Israel accuses NGO representative of helping Hamas
The Middle East representative of the humanitarian organization World Vision faced a secret pre-trial hearing over allegations of stealing funds and giving them to Hamas.
Israel regards Hamas that rules the Gaza Strip, as a terrorist organization. World Vision has demanded an open trial. Israel regards Hamas that rules the Gaza Strip, as a terrorist organization. World Vision has demanded an open trial.
World Vision is indirectly accused of helping Hamas through its Middle East director, Mohammad Halabi. The organization’s international president Kevin Jenkins questions the accusations and has called for a trial that is open to the public.
The accusations are serious. “Mister al-Halabi is accused by the Israeli government of having stolen 60 percent of the materials and budget that World Vision has brought in for aid in Gaza and brought it to the Hamas military terrorist organization,” says Gerald Steinberg, director of NGO Monitor, an organisation that tracks NGO’s that are possibly hostile towards Israel.
“It is a very specific accusation, taking food packages and giving them to Hamas activists who were working on the terrorist tunnels, taking cement ... Halabi is accused of being essentially a double agent who was send by Hamas ten years ago to infiltrate World Vision and has successfully done that,” he says, adding that many NGO’s working in the occupied territories lack proper screening methods.
“World Vision does stand out because there are some groups that have oversight to prevent to a serious degree the transfer of materials to terrorist organizations,” says Steinberg.
“World Vision seems to be one of the least prepared for this kind of operation which is why we are not surprised that it is their official that is on trial now,” he says.
But local NGO’s don’t agree, and are concerned about the possible impact of the trial. “We have real concerns that the activities of many organizations working in the Gaza Strip will now be frozen,” says Amjad al-Shawa, director of the Palestine NGO Network based in Gaza City.

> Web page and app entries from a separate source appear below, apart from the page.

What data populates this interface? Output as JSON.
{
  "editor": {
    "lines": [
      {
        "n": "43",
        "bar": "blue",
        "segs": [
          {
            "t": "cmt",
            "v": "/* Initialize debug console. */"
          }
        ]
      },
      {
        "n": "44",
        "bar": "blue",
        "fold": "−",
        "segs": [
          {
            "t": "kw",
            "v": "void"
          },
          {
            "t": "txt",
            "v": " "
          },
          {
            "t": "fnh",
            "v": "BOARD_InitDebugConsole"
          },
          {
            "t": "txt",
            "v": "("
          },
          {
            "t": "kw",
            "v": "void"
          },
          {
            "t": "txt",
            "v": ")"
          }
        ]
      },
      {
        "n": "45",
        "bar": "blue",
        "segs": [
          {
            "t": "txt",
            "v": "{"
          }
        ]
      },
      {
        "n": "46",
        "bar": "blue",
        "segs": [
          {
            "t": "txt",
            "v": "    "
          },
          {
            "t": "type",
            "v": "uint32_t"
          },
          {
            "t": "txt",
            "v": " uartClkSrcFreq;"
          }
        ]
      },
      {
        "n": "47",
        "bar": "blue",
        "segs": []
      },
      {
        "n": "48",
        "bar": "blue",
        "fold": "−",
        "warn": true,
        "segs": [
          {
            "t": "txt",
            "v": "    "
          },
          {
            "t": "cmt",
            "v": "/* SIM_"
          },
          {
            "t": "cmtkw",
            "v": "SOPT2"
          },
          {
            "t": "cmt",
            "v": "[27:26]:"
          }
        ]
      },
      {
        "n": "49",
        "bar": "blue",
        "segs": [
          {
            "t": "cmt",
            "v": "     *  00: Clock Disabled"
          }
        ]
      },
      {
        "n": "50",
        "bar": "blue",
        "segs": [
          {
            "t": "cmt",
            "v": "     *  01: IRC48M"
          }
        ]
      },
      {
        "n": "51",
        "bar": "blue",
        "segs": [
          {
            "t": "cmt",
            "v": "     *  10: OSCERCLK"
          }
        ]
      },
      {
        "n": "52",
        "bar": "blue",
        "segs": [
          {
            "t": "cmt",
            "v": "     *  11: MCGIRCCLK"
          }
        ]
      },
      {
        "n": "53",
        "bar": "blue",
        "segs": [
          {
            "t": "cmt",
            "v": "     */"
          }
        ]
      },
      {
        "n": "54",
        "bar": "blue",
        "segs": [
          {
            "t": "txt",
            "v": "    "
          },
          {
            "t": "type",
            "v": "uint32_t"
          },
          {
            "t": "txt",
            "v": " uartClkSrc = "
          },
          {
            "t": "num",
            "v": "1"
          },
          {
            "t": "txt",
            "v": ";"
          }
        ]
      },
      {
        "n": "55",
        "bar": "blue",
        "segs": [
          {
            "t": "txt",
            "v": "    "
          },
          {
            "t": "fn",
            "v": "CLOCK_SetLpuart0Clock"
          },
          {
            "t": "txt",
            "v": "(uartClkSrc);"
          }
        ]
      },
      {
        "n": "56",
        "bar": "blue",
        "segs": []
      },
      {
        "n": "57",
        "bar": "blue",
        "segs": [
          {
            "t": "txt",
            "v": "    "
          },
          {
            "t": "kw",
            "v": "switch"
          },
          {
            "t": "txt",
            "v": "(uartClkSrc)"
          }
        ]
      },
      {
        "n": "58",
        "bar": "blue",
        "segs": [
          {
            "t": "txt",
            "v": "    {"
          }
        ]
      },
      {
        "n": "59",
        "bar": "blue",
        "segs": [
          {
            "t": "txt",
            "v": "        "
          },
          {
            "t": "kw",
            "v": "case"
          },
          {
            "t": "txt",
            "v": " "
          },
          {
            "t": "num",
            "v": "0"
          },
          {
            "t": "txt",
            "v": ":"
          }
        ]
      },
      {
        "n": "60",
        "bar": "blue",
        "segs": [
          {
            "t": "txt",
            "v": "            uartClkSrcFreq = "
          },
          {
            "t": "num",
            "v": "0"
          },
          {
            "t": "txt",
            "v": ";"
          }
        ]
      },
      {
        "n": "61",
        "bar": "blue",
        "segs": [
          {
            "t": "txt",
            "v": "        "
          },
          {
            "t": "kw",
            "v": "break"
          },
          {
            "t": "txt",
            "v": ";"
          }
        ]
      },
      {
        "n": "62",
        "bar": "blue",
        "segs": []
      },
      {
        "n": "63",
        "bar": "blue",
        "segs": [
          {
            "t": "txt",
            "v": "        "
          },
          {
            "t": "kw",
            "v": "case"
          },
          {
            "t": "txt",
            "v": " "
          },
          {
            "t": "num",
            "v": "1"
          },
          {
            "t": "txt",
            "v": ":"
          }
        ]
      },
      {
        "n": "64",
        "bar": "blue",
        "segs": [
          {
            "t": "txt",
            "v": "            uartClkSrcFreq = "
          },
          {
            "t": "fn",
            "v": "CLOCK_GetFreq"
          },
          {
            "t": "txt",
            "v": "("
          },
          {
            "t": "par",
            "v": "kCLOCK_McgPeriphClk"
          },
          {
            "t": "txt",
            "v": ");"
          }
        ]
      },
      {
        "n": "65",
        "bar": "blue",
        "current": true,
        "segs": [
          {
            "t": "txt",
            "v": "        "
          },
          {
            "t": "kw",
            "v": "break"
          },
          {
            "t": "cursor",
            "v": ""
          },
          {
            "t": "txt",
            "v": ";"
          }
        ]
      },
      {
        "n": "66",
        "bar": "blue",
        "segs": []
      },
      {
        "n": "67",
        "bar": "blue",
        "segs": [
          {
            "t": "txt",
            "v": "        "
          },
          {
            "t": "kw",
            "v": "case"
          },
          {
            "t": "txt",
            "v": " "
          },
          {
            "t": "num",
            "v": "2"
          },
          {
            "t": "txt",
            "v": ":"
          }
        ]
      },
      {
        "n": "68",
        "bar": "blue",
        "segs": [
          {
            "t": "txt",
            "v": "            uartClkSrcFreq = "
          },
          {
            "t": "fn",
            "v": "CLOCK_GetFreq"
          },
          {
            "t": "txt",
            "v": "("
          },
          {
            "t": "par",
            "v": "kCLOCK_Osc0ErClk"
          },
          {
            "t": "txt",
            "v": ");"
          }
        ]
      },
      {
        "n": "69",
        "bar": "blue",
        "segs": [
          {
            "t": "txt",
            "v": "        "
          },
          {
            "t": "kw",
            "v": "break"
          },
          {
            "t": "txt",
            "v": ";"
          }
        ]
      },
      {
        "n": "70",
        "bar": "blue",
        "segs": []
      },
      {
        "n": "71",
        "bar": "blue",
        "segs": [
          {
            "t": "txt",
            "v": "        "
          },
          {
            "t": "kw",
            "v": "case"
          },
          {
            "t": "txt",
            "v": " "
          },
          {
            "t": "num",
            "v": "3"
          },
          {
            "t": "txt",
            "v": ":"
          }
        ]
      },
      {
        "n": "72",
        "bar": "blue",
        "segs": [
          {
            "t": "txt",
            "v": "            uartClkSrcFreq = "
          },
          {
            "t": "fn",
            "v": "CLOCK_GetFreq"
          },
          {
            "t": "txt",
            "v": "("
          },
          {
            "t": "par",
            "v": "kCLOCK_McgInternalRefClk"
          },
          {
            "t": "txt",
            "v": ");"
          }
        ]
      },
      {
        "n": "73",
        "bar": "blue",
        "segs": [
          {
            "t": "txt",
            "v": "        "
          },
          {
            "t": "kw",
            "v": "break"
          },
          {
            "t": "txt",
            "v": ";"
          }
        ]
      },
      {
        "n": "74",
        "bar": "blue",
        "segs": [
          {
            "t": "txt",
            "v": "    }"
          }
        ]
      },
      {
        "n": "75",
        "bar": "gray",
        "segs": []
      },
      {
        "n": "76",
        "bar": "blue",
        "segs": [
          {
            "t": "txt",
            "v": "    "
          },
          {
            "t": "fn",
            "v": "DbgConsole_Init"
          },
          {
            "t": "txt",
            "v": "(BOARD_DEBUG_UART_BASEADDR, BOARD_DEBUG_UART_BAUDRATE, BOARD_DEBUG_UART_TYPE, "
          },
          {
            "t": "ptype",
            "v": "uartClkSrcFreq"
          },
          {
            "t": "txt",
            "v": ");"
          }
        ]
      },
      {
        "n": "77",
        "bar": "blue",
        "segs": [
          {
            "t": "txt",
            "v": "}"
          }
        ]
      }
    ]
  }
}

World Vision seems to be one of the least prepared for this kind of operation
“And this will affect the population in Gaza. The poorest. 75 percent of the population is suffering from food insecurity. 40 percent of the people are living below the poverty line, and 60 percent of the youth of Gaza is unemployed,” he says.
“So freezing the projects in the Gaza Strip will lead to deepen the catastrophe in Gaza, so we are calling these international organizations to increase the number of projects and funding of these projects in Gaza and not to withdraw from Gaza.”

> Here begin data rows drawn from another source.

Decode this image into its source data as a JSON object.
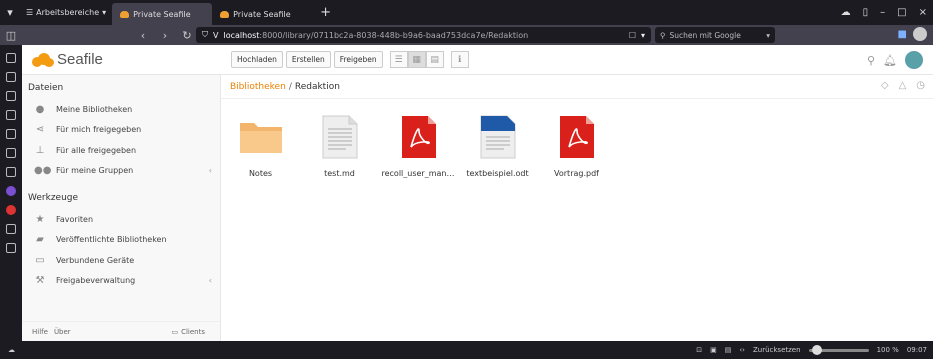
{
  "browser": {
    "workspaces_label": "Arbeitsbereiche",
    "tabs": [
      {
        "label": "Private Seafile"
      },
      {
        "label": "Private Seafile"
      }
    ],
    "url_host": "localhost",
    "url_path": ":8000/library/0711bc2a-8038-448b-b9a6-baad753dca7e/Redaktion",
    "search_placeholder": "Suchen mit Google",
    "status": {
      "reset_label": "Zurücksetzen",
      "zoom": "100 %",
      "time": "09:07"
    }
  },
  "app": {
    "logo_text": "Seafile",
    "toolbar": {
      "upload": "Hochladen",
      "create": "Erstellen",
      "share": "Freigeben"
    }
  },
  "sidebar": {
    "files_heading": "Dateien",
    "files_items": [
      {
        "label": "Meine Bibliotheken",
        "icon": "user-icon"
      },
      {
        "label": "Für mich freigegeben",
        "icon": "share-icon"
      },
      {
        "label": "Für alle freigegeben",
        "icon": "sitemap-icon"
      },
      {
        "label": "Für meine Gruppen",
        "icon": "group-icon"
      }
    ],
    "tools_heading": "Werkzeuge",
    "tools_items": [
      {
        "label": "Favoriten",
        "icon": "star-icon"
      },
      {
        "label": "Veröffentlichte Bibliotheken",
        "icon": "published-icon"
      },
      {
        "label": "Verbundene Geräte",
        "icon": "monitor-icon"
      },
      {
        "label": "Freigabeverwaltung",
        "icon": "wrench-icon"
      }
    ],
    "footer": {
      "help": "Hilfe",
      "about": "Über",
      "clients": "Clients"
    }
  },
  "main": {
    "breadcrumb": {
      "root": "Bibliotheken",
      "separator": "/",
      "current": "Redaktion"
    },
    "files": [
      {
        "name": "Notes",
        "type": "folder"
      },
      {
        "name": "test.md",
        "type": "text"
      },
      {
        "name": "recoll_user_manu...",
        "type": "pdf"
      },
      {
        "name": "textbeispiel.odt",
        "type": "odt"
      },
      {
        "name": "Vortrag.pdf",
        "type": "pdf"
      }
    ]
  }
}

Meanwhile, some of World Vision’s funders, including countries such as the US and Australia did suspend their help, pending the trial. And of course in Gaza, people are worried that it will discourage other NGO’s and their financial backers that are helping there as well. Things may have been different if Israel had let the Palestinian authorities deal with the matter.
“Staff of international organizations are protected according to international humanitarian law,” says al-Shawa. “If there are mistakes in the work of Mister Halabi, it can be presented to a Palestinian court so he has a fair trial. But now, all Palestinians are punished and humanitarian work in Gaza is put in a bad light,” he says.